(WHAT YOU ARE ASKED TO DO):
Could you show all lines in the entries below that contain the string "phone"?

(Items from an interface collection)
· · ·
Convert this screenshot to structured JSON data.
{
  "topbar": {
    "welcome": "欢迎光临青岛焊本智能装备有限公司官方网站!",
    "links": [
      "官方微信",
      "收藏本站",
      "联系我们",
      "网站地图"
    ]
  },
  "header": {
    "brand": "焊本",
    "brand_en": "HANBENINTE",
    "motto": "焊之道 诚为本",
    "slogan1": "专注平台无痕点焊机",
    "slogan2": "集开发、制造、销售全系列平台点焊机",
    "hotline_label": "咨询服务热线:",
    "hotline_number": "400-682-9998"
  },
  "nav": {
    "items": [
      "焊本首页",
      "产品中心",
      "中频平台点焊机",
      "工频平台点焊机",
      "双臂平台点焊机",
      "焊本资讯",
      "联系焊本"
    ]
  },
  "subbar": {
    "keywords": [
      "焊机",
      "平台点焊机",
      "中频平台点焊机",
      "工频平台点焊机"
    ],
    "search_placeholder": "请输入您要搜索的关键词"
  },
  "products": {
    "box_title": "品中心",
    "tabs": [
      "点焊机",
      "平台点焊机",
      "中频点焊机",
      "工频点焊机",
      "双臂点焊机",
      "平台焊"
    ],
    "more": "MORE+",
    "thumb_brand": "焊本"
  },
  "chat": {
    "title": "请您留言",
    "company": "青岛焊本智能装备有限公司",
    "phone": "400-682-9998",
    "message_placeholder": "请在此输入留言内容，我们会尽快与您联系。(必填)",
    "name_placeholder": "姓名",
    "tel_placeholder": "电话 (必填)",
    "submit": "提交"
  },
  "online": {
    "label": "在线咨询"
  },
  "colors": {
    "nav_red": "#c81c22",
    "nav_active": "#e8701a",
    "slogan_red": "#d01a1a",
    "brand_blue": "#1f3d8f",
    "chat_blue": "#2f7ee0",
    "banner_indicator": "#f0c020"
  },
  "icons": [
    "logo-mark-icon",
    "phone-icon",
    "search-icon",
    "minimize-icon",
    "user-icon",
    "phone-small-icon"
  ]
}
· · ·
(EXPECTED OUTPUT):
    "phone": "400-682-9998",
    "phone-icon",
    "phone-small-icon"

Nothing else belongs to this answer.